* What is being asked
Whenever a line in the material below includes "Leben", copy that line.

[Start of Attachment]

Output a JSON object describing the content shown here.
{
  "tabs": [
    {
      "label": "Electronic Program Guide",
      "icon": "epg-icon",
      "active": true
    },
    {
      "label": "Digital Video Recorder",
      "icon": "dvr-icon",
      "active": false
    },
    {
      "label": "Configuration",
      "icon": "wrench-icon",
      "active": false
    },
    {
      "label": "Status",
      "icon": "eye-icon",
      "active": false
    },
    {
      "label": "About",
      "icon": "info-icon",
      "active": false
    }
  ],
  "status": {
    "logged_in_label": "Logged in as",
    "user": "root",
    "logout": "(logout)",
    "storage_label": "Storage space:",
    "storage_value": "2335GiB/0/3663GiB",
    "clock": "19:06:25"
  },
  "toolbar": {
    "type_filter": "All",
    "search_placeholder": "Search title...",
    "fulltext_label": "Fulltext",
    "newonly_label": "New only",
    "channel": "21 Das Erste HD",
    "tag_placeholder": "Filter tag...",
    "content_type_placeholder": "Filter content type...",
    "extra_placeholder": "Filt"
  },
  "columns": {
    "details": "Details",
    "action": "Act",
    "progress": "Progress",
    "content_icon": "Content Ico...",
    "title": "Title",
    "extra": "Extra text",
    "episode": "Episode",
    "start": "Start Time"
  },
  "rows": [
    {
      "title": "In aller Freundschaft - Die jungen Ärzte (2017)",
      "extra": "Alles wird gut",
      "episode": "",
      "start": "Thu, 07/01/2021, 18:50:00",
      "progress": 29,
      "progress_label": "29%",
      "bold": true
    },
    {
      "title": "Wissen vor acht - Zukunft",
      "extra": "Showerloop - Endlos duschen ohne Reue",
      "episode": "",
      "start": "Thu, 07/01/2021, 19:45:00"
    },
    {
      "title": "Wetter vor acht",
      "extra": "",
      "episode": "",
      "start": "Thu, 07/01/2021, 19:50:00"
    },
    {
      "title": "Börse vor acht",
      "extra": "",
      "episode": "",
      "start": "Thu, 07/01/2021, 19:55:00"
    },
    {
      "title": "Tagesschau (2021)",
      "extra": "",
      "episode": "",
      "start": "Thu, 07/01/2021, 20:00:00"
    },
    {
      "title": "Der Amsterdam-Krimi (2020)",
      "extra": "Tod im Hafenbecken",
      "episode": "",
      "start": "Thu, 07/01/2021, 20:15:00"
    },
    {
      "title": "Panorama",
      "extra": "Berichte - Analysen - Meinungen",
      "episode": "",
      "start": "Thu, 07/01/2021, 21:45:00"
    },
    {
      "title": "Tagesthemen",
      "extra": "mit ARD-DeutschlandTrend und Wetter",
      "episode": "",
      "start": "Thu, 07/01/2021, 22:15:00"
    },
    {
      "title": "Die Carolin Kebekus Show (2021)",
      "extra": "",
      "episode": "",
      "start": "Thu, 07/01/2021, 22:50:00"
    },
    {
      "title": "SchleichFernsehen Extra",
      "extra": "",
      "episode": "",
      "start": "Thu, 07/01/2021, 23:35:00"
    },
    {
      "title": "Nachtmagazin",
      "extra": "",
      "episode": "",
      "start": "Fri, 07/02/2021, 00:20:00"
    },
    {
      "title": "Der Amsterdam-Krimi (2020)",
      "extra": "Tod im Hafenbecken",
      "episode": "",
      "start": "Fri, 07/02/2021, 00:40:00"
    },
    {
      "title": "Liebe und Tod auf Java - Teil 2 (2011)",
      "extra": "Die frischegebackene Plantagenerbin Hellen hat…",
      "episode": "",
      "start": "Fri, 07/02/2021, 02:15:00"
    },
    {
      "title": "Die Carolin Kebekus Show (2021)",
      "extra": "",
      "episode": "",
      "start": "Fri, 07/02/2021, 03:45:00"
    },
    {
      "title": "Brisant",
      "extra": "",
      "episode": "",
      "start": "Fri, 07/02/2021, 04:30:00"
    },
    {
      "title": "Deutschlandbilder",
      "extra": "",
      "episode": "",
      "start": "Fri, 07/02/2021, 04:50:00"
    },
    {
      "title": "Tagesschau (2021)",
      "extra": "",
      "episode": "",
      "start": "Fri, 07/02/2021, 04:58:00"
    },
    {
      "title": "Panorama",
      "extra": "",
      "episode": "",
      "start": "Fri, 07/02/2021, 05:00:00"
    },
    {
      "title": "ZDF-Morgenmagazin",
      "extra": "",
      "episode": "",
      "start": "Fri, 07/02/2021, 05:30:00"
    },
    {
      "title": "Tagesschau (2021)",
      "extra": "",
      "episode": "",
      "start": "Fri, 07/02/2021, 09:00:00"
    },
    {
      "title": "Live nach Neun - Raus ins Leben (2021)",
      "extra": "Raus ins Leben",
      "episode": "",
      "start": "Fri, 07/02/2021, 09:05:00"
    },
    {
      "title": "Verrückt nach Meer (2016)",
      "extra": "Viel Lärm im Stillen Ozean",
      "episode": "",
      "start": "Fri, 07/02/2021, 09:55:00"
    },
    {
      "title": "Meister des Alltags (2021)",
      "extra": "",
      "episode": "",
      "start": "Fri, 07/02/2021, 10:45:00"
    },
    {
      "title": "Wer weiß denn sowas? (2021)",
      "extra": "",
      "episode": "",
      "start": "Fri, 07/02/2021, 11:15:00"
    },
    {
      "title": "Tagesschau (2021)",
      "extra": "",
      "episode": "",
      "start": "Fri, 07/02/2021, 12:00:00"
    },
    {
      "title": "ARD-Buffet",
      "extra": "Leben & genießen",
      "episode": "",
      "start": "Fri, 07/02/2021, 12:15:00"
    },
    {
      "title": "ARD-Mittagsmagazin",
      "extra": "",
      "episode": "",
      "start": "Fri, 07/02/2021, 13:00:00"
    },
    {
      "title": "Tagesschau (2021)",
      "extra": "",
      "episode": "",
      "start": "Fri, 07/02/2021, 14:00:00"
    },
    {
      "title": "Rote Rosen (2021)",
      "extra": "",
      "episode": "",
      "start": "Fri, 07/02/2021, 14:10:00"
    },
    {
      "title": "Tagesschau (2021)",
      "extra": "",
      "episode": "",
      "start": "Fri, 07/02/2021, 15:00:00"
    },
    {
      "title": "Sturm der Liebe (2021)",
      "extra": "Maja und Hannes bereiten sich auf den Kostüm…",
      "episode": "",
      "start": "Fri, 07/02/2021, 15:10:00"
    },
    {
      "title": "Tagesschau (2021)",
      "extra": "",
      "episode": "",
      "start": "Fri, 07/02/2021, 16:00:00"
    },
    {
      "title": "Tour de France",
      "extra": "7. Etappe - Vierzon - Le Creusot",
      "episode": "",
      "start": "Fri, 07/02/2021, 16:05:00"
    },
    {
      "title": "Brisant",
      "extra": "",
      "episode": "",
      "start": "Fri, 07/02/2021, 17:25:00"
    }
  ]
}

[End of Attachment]

* Exercise result
      "title": "Live nach Neun - Raus ins Leben (2021)",
      "extra": "Raus ins Leben",
      "extra": "Leben & genießen",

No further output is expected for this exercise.